As hard as it could be for some couples to agree on getting a
prenup, it will be all the more difficult down the road to find that your prenuptial
agreement was never valid in the first place. When Steven Spielberg divorced
Amy Irving, their prenup was on a napkin, so obviously, neither of them
had a lawyer when they wrote it up either. This prenuptial agreement was
invalidated, and this meant that Spielberg had to pay $100 million to
his former spouse.
While this is an extreme case, a botched prenuptial agreement can come
back to bite you too. Here are some of the typical errors committed when
creating a prenuptial agreement, so you can save yourself from making them:
- One of the main requirements of a prenup is that both fiancés each
have their own attorney. Then their respective lawyers must advise each
person about what the prenup will mean, and make sure that each person
is signing the agreement of their own free choice. Without your own lawyers
helping you with the agreement, you could be asking for a legal nightmare
later, resulting in your prenup being thrown out by a court.
- A second reason that a prenuptial agreement could be invalidated is that
one of the parties was forced into signing off on it, or they were mentally
incapable at the time (such as if they were under the influence of alcohol).
Duress is enough reason for a court to throw out a prenup.

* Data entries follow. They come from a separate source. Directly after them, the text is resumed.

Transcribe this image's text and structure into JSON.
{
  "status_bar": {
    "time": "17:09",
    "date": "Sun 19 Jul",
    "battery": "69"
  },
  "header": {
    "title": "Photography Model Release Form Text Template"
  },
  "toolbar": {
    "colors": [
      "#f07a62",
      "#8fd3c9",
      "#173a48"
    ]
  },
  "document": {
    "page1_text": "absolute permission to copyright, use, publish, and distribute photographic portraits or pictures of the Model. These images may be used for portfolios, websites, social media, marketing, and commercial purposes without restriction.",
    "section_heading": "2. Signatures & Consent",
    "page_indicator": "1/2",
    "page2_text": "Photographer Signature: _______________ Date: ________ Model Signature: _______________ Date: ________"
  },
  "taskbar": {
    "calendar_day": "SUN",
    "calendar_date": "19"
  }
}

And all it
takes is signing a prenup too close to the wedding. If your prenup is
written up within a month of the wedding, your spouse may be able to say
that they were under duress, as evidenced by the time constraint. Avoid
this simple slipup by giving both you and your fiancé time to think;
get this document finished one to three months before your wedding, at
the very latest.
- Of course, there are financial mistakes that can occur too, namely, that
you held back information. A prenup can be invalidated by a court if either
of you fail to give full financial disclosure. This does not just mean
assets and property you own either; debts have to be fully listed as well.
- Then there are prenups that are deemed "unconscionable". While
some bias is allowable in the agreement, in cannot bankrupt the other
spouse entirely. For example, if the agreement means that one party will
be left living off of welfare, then a court will likely amend the prenup,
or overrule it all together, to get that party off of welfare.
While it is not common for a prenup to be invalidated by a court, it does
happen, and all it takes is a simple slipup to throw your finances into
jeopardy. If you are already married and want to create a postnuptial
agreement, then you also need an airtight agreement.
Do not find out too late that you made a preventable mistake. Secure your
future. Work with an experienced family law attorney in Long Island who
can successfully protect your rights.
Contact the Meyers Law Group, P.C. today.